=== Section Start ===

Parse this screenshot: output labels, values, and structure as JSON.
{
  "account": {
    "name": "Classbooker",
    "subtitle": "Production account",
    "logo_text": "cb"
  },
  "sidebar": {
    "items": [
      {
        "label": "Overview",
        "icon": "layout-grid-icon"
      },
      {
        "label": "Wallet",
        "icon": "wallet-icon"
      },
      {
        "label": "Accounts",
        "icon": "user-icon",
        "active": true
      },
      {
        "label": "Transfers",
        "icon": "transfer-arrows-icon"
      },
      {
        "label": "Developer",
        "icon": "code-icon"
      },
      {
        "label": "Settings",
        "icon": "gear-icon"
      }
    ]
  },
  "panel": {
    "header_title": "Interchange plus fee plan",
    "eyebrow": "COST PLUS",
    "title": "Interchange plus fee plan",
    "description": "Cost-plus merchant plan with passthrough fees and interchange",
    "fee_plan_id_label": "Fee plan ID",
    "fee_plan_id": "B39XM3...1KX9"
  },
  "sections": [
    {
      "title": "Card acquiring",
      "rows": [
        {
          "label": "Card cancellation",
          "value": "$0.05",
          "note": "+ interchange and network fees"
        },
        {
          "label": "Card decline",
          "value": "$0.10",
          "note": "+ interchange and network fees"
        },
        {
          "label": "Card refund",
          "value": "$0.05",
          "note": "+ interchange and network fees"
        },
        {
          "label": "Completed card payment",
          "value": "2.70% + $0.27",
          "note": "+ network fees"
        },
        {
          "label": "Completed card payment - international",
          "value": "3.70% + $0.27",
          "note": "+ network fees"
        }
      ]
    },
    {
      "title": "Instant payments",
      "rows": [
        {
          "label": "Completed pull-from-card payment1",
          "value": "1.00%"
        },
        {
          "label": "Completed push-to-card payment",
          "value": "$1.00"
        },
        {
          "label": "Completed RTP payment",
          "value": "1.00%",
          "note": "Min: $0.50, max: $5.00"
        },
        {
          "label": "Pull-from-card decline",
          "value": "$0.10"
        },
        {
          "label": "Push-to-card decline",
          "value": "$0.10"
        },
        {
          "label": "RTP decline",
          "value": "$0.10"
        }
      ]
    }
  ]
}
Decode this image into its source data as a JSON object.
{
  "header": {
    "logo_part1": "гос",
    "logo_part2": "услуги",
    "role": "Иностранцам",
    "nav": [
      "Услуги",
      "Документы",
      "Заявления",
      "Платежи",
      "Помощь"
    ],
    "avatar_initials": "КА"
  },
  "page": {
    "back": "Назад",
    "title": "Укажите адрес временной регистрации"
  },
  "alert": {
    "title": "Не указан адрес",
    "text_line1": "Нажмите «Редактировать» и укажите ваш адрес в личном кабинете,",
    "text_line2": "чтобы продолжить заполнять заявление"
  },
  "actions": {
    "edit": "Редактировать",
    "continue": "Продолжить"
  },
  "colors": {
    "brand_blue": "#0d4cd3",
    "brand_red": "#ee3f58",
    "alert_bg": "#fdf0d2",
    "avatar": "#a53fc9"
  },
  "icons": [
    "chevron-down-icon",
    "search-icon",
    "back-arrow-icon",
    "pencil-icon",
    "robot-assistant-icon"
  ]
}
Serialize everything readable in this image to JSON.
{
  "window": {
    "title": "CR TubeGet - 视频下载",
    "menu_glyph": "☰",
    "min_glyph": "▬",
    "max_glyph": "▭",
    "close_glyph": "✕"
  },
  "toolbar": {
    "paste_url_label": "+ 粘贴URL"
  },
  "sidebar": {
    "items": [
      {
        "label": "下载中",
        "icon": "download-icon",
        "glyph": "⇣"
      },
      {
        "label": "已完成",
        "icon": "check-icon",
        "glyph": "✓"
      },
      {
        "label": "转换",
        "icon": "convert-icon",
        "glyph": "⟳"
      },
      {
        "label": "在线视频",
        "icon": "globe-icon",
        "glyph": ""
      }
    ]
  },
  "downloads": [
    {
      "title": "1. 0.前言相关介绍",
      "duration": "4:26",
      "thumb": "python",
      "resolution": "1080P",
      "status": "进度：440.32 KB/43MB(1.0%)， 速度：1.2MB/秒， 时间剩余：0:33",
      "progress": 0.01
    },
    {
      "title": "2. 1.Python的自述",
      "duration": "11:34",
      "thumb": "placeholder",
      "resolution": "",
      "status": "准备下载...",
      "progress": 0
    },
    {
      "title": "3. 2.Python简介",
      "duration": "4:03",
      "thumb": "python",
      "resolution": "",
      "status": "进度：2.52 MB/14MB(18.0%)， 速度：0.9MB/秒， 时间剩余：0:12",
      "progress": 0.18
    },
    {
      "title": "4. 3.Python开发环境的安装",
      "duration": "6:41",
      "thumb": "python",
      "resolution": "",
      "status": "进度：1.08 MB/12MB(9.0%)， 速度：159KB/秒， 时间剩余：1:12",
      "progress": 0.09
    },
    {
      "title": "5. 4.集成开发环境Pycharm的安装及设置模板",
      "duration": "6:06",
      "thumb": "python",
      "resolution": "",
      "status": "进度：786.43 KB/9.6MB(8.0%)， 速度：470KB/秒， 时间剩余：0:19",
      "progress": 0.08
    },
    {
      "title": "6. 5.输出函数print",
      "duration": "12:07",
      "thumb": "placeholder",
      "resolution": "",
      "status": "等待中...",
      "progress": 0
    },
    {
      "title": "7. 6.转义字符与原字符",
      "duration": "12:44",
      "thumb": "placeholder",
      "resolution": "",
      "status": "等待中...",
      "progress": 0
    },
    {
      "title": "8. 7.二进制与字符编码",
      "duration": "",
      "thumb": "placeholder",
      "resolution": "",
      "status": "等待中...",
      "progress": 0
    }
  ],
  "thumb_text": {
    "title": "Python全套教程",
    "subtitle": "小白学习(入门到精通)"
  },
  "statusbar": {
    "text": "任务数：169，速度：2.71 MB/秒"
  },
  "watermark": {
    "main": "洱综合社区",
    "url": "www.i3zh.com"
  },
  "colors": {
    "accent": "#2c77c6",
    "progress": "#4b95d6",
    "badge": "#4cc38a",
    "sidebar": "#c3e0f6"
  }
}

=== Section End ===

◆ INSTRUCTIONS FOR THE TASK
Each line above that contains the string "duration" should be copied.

◆ WRITTEN SOLUTION
      "duration": "4:26",
      "duration": "11:34",
      "duration": "4:03",
      "duration": "6:41",
      "duration": "6:06",
      "duration": "12:07",
      "duration": "12:44",
      "duration": "",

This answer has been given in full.